Provided data:
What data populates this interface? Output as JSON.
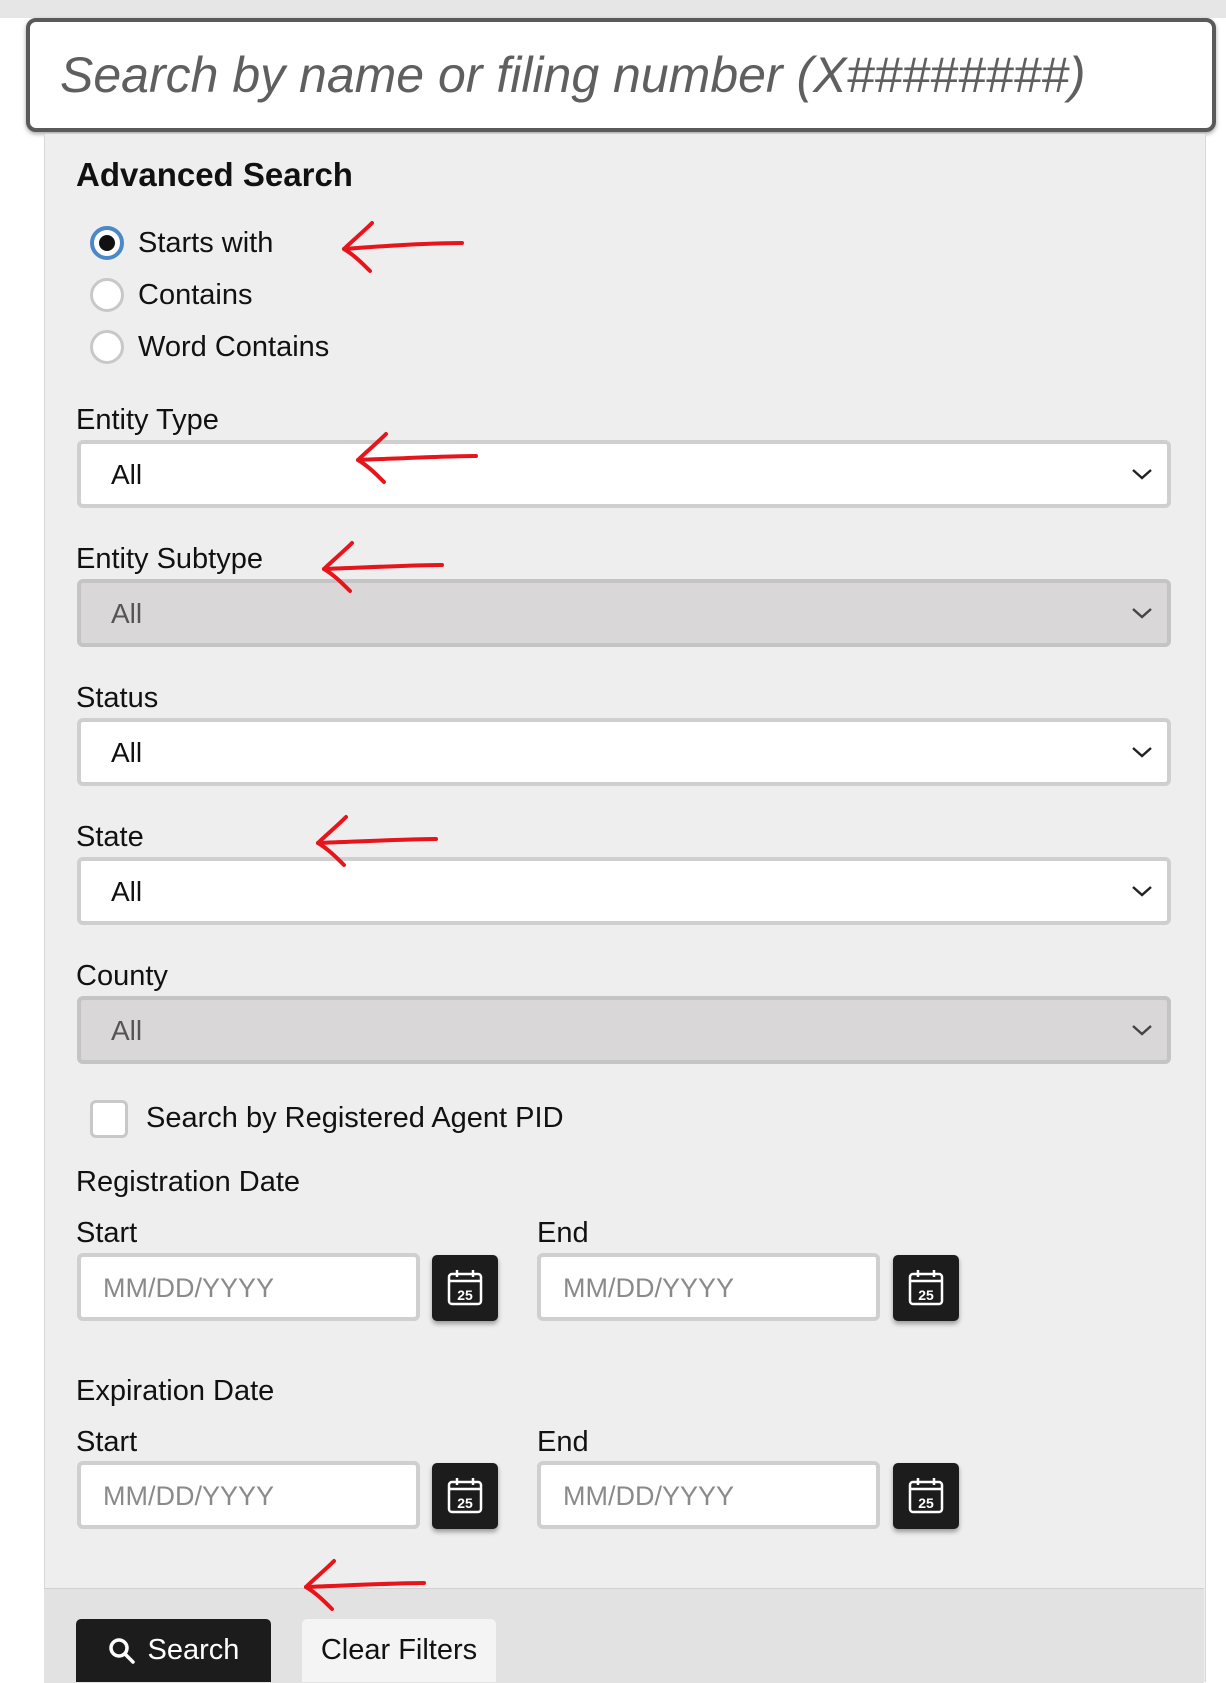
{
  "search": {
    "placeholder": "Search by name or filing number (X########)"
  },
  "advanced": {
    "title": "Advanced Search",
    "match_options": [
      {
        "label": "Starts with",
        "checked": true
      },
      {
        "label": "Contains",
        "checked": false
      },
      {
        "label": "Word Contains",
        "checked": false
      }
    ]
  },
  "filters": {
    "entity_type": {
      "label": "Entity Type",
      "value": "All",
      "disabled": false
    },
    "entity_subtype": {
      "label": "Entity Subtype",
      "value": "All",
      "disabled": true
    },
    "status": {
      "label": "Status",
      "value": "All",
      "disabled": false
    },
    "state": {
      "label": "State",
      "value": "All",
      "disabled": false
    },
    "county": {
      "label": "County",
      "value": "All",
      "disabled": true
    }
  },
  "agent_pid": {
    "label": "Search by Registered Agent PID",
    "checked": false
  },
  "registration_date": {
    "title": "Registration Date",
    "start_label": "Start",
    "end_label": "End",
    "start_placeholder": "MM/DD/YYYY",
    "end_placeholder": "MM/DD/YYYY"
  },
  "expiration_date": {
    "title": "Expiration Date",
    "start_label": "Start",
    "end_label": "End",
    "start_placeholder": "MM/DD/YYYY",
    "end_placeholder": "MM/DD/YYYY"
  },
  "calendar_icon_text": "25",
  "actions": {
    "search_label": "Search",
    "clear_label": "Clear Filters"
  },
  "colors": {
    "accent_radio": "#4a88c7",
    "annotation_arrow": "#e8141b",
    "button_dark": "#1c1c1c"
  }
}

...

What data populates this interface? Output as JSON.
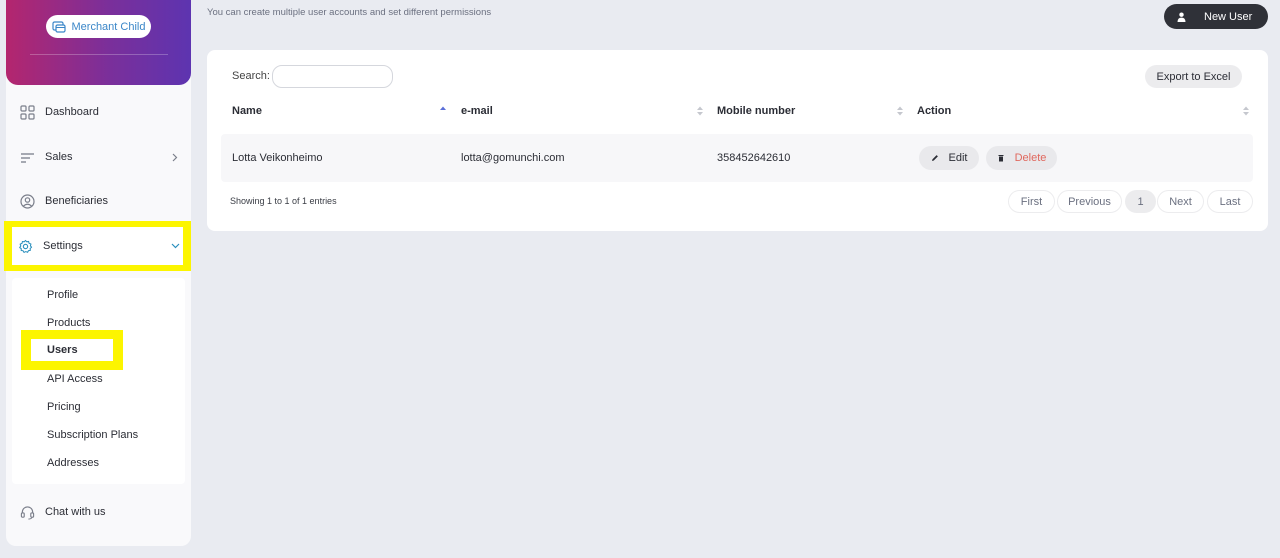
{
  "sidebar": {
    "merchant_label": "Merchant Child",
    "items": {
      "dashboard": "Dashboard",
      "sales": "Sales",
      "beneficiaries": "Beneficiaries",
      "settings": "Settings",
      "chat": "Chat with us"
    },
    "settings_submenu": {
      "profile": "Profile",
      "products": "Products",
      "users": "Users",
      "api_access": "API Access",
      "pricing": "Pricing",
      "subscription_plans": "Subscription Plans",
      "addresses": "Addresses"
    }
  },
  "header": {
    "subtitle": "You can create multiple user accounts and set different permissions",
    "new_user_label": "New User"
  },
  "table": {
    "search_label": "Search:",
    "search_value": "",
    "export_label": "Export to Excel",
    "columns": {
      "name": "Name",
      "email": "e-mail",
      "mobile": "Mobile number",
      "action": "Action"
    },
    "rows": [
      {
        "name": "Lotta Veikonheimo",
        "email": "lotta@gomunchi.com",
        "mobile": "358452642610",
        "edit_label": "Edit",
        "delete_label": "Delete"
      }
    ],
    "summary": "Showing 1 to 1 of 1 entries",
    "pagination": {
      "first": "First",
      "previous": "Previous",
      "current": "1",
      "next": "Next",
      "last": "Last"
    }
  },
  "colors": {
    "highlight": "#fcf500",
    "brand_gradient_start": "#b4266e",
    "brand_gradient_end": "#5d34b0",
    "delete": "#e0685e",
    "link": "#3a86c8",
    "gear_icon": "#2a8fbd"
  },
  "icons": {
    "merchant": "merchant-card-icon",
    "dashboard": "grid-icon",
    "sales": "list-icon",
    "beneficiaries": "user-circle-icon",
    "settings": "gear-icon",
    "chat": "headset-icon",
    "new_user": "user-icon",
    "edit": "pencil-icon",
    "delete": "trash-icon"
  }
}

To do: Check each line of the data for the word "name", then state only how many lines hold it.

Answer box: 3